Whilst consensual evidence about how specific social mix mechanisms operate eludes us, the research does reach broad conclusions that can guide government policy and practice.
A first overarching conclusion is that disadvantaged householders are ‘significantly harmed by the presence of sizable disadvantaged groups concentrated in their neighbourhoods.’
A second overarching conclusion is that any improvements for disadvantaged householders due to social mix arise ‘more probably’ at a wider neighbourhood level due to ‘positive role modelling, stronger collective control over disorder and violence, and elimination of geographic stigma’.
For Australian governments undertaking public housing renewal with changes to a neighbourhood’s social mix there are then a number of practical steps to consider.
The spatial scale for any consideration of social mix is the neighbourhood (4,000 – 8,000 people), not small-scale public housing developments or individual apartment blocks. This means the spatial allocation of social, affordable and private housing should be considered at the neighbourhood scale, not the project or redevelopment site scale.

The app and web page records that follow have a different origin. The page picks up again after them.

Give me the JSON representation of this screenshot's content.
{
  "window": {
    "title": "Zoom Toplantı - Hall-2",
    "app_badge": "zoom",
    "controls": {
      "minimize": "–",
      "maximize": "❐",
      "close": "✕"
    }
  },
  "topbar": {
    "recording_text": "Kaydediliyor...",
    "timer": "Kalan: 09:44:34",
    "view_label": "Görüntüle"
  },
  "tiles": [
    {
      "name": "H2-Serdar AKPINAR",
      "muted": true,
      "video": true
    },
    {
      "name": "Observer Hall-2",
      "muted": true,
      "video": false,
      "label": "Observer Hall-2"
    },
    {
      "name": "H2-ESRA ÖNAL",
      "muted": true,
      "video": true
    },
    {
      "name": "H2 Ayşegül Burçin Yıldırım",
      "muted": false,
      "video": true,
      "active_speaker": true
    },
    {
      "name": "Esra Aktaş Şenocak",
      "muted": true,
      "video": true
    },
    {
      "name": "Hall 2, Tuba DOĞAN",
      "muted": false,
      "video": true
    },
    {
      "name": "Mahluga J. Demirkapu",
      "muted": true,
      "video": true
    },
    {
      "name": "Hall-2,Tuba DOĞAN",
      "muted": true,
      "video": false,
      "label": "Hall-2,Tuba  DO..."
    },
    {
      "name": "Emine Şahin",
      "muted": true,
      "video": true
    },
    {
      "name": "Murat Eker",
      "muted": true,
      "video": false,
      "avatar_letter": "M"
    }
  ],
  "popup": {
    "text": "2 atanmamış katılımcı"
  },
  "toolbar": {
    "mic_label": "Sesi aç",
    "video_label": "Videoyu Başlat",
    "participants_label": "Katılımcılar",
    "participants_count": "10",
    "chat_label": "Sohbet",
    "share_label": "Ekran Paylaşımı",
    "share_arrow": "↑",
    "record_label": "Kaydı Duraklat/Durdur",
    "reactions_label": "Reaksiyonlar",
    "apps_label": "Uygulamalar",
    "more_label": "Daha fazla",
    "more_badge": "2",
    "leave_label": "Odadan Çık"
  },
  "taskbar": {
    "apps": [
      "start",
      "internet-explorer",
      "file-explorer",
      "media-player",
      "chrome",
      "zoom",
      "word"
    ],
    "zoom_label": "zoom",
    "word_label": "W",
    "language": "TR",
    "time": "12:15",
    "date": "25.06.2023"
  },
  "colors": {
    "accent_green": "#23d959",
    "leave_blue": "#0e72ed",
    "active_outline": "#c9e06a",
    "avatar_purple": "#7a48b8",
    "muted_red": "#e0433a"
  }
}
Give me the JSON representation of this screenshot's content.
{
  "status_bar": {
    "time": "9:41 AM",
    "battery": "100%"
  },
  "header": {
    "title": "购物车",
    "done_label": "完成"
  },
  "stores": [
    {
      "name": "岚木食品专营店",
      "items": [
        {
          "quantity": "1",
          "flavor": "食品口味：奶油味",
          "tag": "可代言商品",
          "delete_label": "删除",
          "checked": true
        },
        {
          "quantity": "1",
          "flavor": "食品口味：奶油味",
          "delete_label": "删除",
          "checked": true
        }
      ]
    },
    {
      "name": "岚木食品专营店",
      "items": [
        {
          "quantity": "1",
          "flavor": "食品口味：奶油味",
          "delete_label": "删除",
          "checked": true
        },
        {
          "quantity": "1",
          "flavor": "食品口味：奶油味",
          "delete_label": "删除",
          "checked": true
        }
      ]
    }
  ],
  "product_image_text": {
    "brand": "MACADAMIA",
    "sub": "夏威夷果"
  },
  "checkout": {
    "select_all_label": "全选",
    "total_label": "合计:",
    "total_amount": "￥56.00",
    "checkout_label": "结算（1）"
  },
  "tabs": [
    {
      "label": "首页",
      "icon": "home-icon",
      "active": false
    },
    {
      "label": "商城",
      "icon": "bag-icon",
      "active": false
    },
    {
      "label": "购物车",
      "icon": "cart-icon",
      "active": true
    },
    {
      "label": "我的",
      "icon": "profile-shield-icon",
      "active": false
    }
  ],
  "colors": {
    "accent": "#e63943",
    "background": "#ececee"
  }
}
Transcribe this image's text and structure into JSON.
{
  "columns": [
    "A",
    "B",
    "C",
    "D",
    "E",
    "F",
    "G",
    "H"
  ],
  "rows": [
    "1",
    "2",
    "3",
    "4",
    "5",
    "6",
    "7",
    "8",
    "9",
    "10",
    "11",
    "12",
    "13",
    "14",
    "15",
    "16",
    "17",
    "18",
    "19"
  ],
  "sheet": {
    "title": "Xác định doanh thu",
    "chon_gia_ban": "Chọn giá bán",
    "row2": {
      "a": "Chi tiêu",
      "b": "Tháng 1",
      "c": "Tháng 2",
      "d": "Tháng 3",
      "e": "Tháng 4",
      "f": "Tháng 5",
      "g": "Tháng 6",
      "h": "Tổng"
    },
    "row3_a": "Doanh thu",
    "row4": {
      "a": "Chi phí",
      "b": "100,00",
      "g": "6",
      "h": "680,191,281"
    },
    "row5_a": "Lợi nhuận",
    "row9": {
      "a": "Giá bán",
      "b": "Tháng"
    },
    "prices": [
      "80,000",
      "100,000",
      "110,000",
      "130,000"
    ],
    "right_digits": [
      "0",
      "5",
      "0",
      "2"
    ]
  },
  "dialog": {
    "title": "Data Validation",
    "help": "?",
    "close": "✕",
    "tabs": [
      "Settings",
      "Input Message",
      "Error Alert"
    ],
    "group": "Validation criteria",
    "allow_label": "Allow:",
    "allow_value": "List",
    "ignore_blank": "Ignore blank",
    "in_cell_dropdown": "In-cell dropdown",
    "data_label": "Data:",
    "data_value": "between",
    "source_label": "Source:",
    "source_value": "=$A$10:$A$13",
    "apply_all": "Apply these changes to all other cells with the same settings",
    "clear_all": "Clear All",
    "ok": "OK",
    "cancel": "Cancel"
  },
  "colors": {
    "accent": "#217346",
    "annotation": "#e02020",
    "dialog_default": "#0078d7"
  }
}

The policy approach should be ‘…voluntary, gradualist, housing option-enhancing strategies that over the longer term expand opportunities for lower income families to live in communities with households of greater economic means.’
Meaningful consultation about the renewal plan with existing residents of the broad neighbourhood is essential. This builds a trusting respectful relationship between residents and developers that can help during the long period of renewal, both in terms of tenancy support and in combating problems with anti-social behaviour.
AHURI research finds that ‘good participation needs to be nurtured. It needs time to develop and it needs to be adequately resourced. The need for local facilities, accessible community development support and training … should not be seen as quick fixes. A long-term commitment is required to overcome social problems and to empower local people...’.
As one of the key gains stemming from tenure-mix policies is their ability to reduce the stigmatisation felt by social housing tenants, the physical appearances of newly built or redeveloped social housing should integrate into the existing housing fabric of the surrounding suburb. For the same reason, where new buildings incorporate both market housing and social housing there should be no visible distinctions between the different tenure types such as separate entrances.
A long-term commitment is required to overcome social problems and to empower local people ...
Atkinson, R. (2008) Housing policies, social mix and community outcomes, AHURI Final Report No. 122
ABS 2016 Census. Australia. Table G33 Tenure and landlord type by dwelling structure
Australian Institute of Health and Welfare 2017. National Social Housing Survey: detailed results 2016. Cat. no. HOU 290. Canberra: AIHW.
Davison, G., Legacy, C., Liu, E., Han, H., Phibbs, P., Nouwelant, R., Darcy, M. and Piracha, A. (2013) Understanding and addressing community opposition to affordable housing development, AHURI Final Report No. 211
Galster, G. and Friedrichs, J. (2015) The dialectic of neighborhood social mix: Editors’ introduction to the special issue. Housing studies, 30(2). 175–191.
Groenhart, L. and Burke, T. (2014) Thirty years of public housing supply and consumption: 1981–2011, AHURI Final Report No. 231
Hall, J., Berry, M. (2007) Operating deficits and public housing: policy options for reversing the trend, 2005/06 update, AHURI Final Report No. 106
Pawson, H., Hulse, K., Cheshire, L. (2015) Addressing concentrations of disadvantage in urban Australia, AHURI Final Report No. 247
Productivity Commission 2017 Report on Government Services. Vol G. Housing and homelessness.
Rowley, S., Leishman, C., Baker, E., Bentley, R. and Lester, L. (2017) Modelling housing need in Australia to 2025, AHURI Final Report No. 287
Victorian Government. 2017. Public Housing Renewal Program.
Wood, M. (2002) Resident participation in urban and community renewal, AHURI Final Report No. 23